App and web page records:
——

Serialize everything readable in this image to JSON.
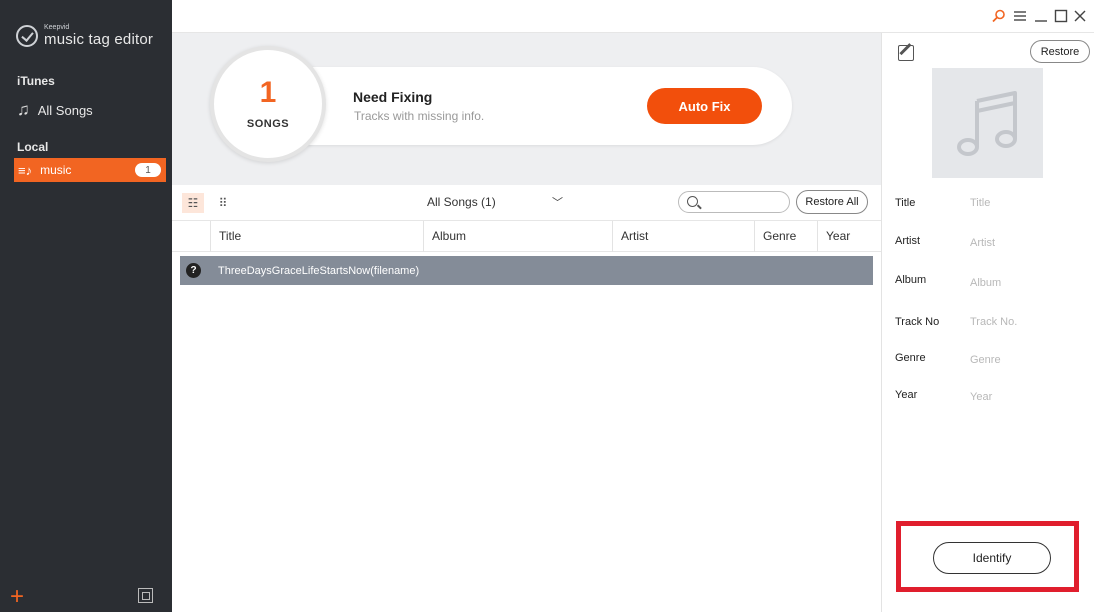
{
  "app": {
    "logo_small": "Keepvid",
    "logo_big": "music tag editor"
  },
  "sidebar": {
    "itunes_label": "iTunes",
    "all_songs": "All Songs",
    "local_label": "Local",
    "local_item": "music",
    "local_count": "1"
  },
  "titlebar": {
    "search_icon": "magnifier-icon",
    "menu_icon": "hamburger-icon",
    "minimize_icon": "minimize-icon",
    "maximize_icon": "maximize-icon",
    "close_icon": "close-icon"
  },
  "banner": {
    "count": "1",
    "count_unit": "SONGS",
    "heading": "Need Fixing",
    "subtext": "Tracks with missing info.",
    "autofix_label": "Auto Fix"
  },
  "toolbar": {
    "filter_label": "All Songs (1)",
    "search_value": "",
    "restore_all_label": "Restore All"
  },
  "table": {
    "columns": [
      "Title",
      "Album",
      "Artist",
      "Genre",
      "Year"
    ],
    "rows": [
      {
        "status": "?",
        "title": "ThreeDaysGraceLifeStartsNow(filename)"
      }
    ]
  },
  "details": {
    "restore_label": "Restore",
    "fields": [
      {
        "label": "Title",
        "placeholder": "Title"
      },
      {
        "label": "Artist",
        "placeholder": "Artist"
      },
      {
        "label": "Album",
        "placeholder": "Album"
      },
      {
        "label": "Track No",
        "placeholder": "Track No."
      },
      {
        "label": "Genre",
        "placeholder": "Genre"
      },
      {
        "label": "Year",
        "placeholder": "Year"
      }
    ],
    "identify_label": "Identify"
  },
  "colors": {
    "accent": "#f26522",
    "sidebar_bg": "#2b2e33",
    "highlight_frame": "#e01e2d",
    "row_selected": "#848c98"
  }
}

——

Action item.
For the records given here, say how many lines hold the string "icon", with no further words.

Answer box.
5